I miss her.
I remember thinking on thanksgiving, what could I possibly be thankful for today! I was angry, how dare anyone suggest that I be thankful. It was hard to restrain myself and not give anyone what for. That was then and this is now.
Now I am thankful.
I miss the playdough queen with golden hair. The one who supported me through my early motherhood journey. The one who co-led our nature walks. I miss my bestfriend who I also called mom. I miss my mom. Today, though I am thankful for her loss. It has taught me so much. It has taught me to appreciate my mother in a way I never did.
I was so ungrateful
If you still have your mom, do not ignore her calls no matter how many times she calls or texts because one day you will not have her anymore. Reach out to her, tell her how much you love and appreciate her. Tell her how grateful you are that she is your mom. That she goes out of her way to make your favorite side dish or dessert at Thanksgiving. That she bothers to cook all day or every day for that matter. Thank her for loving your family.
Tell her you love her and love her unconditionally.
If you are calling out to God and wondering why “he lets bad things happen.” I never questioned him because I already knew. I believe in him and know that he gave us all free will. A free will that allows us all a choice that ultimately lead to my mother’s unexpected and early demise. This wasn’t Gods fault but one that stemmed from a choice that was made in the Garden of Eden a long time ago. A time when free will was introduced to the world and the course of mankind forever changed. I am thankful for my free will because it has given me the conscious decision to choose him.

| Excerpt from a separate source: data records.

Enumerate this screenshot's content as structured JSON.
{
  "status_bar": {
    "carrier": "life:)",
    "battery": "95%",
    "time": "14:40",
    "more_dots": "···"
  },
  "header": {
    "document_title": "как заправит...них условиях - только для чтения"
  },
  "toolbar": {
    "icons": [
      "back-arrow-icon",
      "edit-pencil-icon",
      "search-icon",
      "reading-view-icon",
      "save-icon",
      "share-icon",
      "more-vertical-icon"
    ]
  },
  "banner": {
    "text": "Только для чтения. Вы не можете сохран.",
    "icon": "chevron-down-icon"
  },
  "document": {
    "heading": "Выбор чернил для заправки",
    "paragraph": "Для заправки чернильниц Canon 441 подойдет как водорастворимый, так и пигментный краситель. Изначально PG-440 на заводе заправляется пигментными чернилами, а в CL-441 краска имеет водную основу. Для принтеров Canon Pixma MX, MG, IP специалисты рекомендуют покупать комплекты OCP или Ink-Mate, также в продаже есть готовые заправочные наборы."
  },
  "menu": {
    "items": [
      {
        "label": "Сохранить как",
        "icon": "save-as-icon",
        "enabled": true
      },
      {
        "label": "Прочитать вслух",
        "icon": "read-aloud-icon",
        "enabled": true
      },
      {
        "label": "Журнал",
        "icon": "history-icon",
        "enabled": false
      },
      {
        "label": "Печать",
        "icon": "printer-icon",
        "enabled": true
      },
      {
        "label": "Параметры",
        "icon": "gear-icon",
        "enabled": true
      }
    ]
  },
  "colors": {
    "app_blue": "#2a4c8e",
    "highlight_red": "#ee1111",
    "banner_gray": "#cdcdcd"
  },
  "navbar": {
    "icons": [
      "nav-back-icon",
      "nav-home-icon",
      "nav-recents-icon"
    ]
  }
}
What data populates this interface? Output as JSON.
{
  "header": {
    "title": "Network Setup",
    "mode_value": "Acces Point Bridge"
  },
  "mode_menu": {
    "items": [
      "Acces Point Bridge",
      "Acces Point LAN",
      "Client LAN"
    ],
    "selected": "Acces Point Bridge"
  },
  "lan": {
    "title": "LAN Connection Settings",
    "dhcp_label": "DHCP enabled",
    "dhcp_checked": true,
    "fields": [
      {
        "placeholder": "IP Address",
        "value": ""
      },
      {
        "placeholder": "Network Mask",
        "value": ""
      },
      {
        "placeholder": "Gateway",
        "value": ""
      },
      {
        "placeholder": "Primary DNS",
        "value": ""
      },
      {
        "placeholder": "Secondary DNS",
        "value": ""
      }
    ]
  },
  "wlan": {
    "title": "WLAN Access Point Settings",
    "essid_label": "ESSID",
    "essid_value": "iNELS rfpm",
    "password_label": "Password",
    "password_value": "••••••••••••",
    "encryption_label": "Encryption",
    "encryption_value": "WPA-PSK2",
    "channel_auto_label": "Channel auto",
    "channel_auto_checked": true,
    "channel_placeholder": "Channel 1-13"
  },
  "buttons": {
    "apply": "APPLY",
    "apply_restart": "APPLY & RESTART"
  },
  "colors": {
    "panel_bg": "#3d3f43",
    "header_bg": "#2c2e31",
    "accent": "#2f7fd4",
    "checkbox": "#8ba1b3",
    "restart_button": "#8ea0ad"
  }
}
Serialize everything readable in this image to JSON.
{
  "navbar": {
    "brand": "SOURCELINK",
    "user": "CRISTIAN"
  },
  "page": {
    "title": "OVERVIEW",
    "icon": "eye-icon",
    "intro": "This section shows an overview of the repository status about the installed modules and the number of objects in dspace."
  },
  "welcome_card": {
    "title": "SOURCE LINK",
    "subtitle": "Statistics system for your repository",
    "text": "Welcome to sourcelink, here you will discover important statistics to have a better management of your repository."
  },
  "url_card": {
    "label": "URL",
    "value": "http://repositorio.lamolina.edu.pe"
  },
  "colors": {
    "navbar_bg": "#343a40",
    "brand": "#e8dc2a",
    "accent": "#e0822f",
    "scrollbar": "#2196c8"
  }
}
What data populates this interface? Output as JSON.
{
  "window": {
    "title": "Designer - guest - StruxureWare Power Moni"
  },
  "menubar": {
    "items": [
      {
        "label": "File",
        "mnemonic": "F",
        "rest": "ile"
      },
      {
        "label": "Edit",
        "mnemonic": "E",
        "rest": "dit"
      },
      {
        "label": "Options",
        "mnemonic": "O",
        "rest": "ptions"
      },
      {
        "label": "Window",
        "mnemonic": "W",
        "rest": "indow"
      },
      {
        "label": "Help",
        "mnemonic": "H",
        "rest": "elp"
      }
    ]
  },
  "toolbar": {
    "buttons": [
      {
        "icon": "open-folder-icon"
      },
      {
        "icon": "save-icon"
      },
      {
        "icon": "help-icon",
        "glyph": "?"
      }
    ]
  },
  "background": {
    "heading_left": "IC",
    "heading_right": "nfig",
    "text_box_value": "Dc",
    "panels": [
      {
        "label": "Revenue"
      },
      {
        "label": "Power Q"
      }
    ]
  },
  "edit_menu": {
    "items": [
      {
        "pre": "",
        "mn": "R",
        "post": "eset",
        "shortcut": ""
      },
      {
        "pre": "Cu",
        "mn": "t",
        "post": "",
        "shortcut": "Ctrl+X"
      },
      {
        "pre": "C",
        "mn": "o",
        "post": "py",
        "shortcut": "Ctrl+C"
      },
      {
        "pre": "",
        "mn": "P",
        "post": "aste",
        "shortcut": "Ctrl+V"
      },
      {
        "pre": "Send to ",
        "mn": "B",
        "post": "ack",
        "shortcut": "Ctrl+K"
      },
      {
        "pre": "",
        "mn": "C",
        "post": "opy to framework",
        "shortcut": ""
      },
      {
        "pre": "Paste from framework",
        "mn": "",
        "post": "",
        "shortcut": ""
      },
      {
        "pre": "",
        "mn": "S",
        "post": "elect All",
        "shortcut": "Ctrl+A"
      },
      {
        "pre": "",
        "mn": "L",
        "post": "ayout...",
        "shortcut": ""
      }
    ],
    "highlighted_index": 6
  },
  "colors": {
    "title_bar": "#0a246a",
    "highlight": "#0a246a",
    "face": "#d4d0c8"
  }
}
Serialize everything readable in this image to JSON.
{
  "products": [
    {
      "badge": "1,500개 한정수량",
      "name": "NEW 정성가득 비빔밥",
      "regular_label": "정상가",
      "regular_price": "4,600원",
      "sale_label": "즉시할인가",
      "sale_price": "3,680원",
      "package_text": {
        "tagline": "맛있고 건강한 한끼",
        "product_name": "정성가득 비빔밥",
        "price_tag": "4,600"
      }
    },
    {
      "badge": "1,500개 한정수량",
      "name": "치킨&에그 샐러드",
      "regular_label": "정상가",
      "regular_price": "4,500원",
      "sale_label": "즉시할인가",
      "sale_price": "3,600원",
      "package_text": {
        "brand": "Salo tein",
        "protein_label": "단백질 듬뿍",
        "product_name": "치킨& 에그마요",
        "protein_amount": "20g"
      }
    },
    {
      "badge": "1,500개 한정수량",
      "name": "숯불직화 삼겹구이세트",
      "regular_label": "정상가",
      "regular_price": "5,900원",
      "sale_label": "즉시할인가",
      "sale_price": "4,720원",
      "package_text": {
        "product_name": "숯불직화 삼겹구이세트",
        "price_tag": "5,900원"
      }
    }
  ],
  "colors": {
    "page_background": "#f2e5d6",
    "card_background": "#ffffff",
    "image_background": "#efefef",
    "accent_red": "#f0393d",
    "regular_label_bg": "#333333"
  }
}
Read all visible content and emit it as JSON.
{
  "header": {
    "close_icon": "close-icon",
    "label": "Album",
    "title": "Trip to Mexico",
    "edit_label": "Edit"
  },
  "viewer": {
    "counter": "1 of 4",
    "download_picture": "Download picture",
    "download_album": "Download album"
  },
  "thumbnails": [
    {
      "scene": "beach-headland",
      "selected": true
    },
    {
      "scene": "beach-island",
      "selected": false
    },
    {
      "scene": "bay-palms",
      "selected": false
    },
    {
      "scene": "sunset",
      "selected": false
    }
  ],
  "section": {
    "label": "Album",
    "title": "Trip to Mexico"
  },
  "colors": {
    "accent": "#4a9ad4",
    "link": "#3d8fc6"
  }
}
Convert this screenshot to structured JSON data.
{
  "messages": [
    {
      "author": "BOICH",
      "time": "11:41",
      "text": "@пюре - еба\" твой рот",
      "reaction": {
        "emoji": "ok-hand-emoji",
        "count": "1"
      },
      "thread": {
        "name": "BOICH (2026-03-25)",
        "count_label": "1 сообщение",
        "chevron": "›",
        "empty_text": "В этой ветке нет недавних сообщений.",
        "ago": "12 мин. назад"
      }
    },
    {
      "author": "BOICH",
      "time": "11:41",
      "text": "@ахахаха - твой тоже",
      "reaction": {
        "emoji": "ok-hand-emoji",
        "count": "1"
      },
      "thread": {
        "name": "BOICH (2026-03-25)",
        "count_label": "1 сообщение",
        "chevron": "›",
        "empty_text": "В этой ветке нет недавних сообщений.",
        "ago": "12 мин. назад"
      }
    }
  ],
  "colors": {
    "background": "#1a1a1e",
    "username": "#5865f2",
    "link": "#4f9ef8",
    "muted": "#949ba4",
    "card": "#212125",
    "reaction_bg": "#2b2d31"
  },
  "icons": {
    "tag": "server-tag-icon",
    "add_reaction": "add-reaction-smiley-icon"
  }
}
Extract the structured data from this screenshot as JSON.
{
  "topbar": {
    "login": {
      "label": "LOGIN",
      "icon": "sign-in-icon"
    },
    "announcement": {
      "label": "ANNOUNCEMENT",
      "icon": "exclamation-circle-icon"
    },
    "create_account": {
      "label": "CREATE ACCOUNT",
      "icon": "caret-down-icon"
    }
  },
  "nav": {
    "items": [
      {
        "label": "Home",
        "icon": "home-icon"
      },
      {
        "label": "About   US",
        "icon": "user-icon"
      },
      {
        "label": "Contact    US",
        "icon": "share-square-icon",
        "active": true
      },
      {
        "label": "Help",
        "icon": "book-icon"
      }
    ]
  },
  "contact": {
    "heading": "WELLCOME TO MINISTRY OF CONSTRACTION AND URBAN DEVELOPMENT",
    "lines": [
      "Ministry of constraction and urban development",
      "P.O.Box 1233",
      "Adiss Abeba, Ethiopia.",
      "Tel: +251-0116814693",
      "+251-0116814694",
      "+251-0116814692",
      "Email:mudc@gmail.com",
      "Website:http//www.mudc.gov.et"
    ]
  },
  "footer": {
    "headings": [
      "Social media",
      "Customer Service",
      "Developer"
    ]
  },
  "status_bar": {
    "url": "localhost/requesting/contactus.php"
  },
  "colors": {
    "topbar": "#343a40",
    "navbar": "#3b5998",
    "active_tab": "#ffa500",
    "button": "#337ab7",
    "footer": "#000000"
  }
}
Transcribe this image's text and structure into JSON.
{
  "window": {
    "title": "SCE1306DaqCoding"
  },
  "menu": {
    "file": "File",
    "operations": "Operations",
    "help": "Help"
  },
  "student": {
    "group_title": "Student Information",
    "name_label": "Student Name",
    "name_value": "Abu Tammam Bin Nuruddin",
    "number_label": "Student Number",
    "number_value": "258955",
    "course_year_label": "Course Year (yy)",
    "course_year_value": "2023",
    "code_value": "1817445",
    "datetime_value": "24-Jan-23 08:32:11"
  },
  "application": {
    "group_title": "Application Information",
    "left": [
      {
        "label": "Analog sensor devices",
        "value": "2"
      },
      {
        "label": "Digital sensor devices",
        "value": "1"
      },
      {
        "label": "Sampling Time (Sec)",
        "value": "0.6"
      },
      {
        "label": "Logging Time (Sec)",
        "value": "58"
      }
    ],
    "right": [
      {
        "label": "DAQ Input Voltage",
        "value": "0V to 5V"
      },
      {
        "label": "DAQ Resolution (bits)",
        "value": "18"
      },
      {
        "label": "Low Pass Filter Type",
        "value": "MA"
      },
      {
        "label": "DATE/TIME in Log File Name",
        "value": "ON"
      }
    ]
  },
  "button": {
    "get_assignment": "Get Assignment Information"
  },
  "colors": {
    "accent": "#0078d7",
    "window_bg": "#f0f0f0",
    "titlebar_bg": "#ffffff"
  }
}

I am thankful for my mother who above all else, raised me to know and fear the Lord. Who taught me about Christ and breadcrumb by breadcrumb, led me to my salvation.
I am thankful for a mother who taught me to know this life here on earth is only temporary and to treat each day as such. I am thankful that I was taught to be gracious, humble, and hardworking.
One thing I have learned is that just like everyone is different, everyone grieves differently. Grief is not depression, it is mourning the loss of someone you love dear and miss greatly. It is ok to grieve in your own way and on your own timetable. It is ok to even tell people that you need to grieve. That you need this time, however long that it is, to just cry.
Even though I miss her still every day, I am grateful for my grief. It has made me so weak that all I could do is lean on God. Then I began to rebuild the broken parts of me and in his strength I found myself. I found a women who is so full of empathy, love, and compassion for others. I know how short our days on earth are, my mother has taught me that. For that reason, I will boldly and unapologetically proclaim that Jesus is Lord and Savior. Whomever shall believe in him will be given everlasting life.
If you find yourself deep in grief today, I am sorry. I will not offer my prayers or hope because these days those words alone seem to turn people off. I will tell you that grief is like a stormy sea. You will feel like a person without a life raft in that stormy sea. The waves will wash over you and it will feel like you are drowning. Then slowly the waves will ease up and your head will be able to stay above the waters. There will be so many options for “life rafts” some that can lead you into more dangerous waters but there is only one that will lead you to still and calm waters. God will extend his hand to you, and if you let him be your life raft, you will forever find peace in Christ.